Getting Older: A Gen Xer’s Take on the Age Gap in the Workplace

There are key moments in my life when I became acutely aware that I was aging. The first time some kids called me “ma’am” (I was 17.) The night a bartender told me he didn’t need to see my ID before sliding me a drink. And the moment I realized I was one of the older employees in the office.

Yes, for the first time in my life, I’m one of the older people on deck. Many of my co-workers are under 30, while I am, well, older. Some were born when I was in high school, probably listen to music I’ve never heard of and grew up using technology I have yet to master. (Yikes, I really do sound old.)
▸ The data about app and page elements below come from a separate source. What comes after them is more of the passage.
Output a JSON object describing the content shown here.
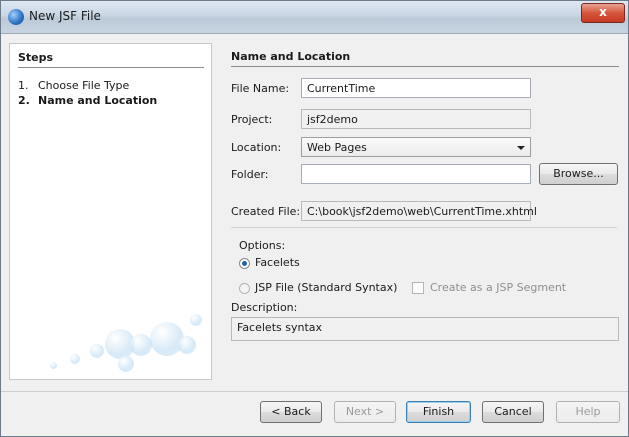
{
  "window": {
    "title": "New JSF File",
    "close_glyph": "x"
  },
  "steps": {
    "title": "Steps",
    "items": [
      {
        "num": "1.",
        "label": "Choose File Type"
      },
      {
        "num": "2.",
        "label": "Name and Location"
      }
    ]
  },
  "panel": {
    "title": "Name and Location",
    "file_name_label": "File Name:",
    "file_name_value": "CurrentTime",
    "project_label": "Project:",
    "project_value": "jsf2demo",
    "location_label": "Location:",
    "location_value": "Web Pages",
    "folder_label": "Folder:",
    "folder_value": "",
    "browse_label": "Browse...",
    "created_file_label": "Created File:",
    "created_file_value": "C:\\book\\jsf2demo\\web\\CurrentTime.xhtml",
    "options_label": "Options:",
    "facelets_label": "Facelets",
    "jsp_label": "JSP File (Standard Syntax)",
    "jsp_segment_label": "Create as a JSP Segment",
    "description_label": "Description:",
    "description_value": "Facelets syntax"
  },
  "buttons": {
    "back": "< Back",
    "next": "Next >",
    "finish": "Finish",
    "cancel": "Cancel",
    "help": "Help"
  }
}
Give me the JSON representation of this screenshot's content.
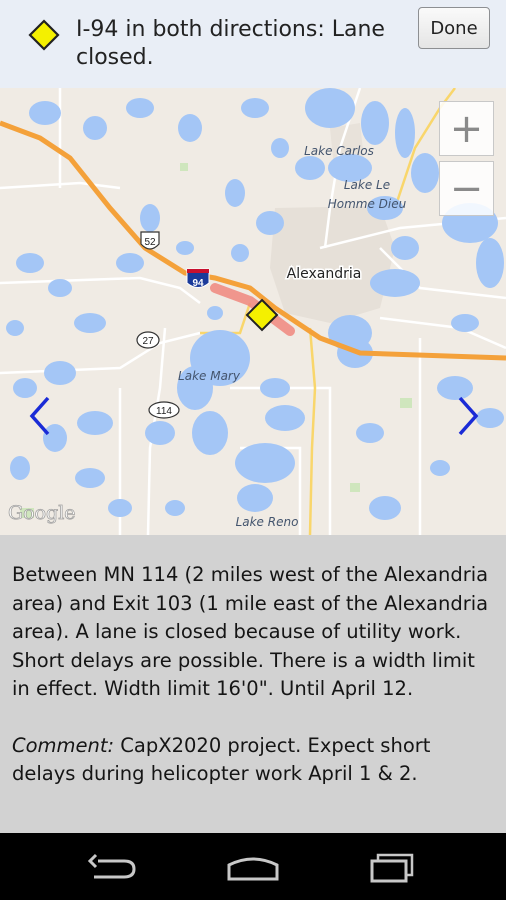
{
  "header": {
    "title": "I-94 in both directions: Lane closed.",
    "done_label": "Done",
    "icon": "yellow-diamond-warning-icon"
  },
  "map": {
    "labels": {
      "lake_carlos": "Lake Carlos",
      "lake_le_homme_dieu_1": "Lake Le",
      "lake_le_homme_dieu_2": "Homme Dieu",
      "alexandria": "Alexandria",
      "lake_mary": "Lake Mary",
      "lake_reno": "Lake Reno",
      "google": "Google"
    },
    "shields": {
      "us52": "52",
      "i94": "94",
      "mn27": "27",
      "mn114": "114"
    },
    "zoom_in": "+",
    "zoom_out": "−",
    "colors": {
      "water": "#a4c6f6",
      "highway": "#f4a13a",
      "closure": "#f0877e",
      "land": "#f0ebe4"
    }
  },
  "description": {
    "main": "Between MN 114 (2 miles west of the Alexandria area) and Exit 103 (1 mile east of the Alexandria area). A lane is closed because of utility work. Short delays are possible. There is a width limit in effect. Width limit 16'0\". Until April 12.",
    "comment_label": "Comment:",
    "comment_text": " CapX2020 project. Expect short delays during helicopter work April 1 & 2."
  },
  "navbar": {
    "back": "back-icon",
    "home": "home-icon",
    "recents": "recent-apps-icon"
  }
}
In all of my past jobs, I’m worked with mainly Baby Boomers (I’m Gen-X!) who were sending their kids off to colleges and had worked at numerous companies. Some were jaded, others remained ambitious, but all were willing to impart the wisdom gained from many years in the workplace. Those perspectives helped me understand the environment in which I worked and plan the career that I wanted to have—as well as the one I didn’t want.

When you hear so much talk about ageism in the workplace, it stands to reason that one might feel unnerved by all this youth that I’m surrounded by now. But that’s hardly the case with me. First, everyone in my office is highly competent, driven and enthusiastic, which makes this a really engaging office in which to work. It’s also interesting to witness people at earlier stages in their careers, seeing them make decisions, be strategic and truly look forward to the trajectory that lies ahead.

And while I know I’m not that old, I’m still on the other end of age spectrum in the office for the first time, so I find all this energizing. I’m reminded to remain thoughtful about my career, willing to learn new tools and skills, and most of all, excited about the future.

Have you ever worked in an office where most of your co-workers were either older or younger than you? If so, how did that impact you?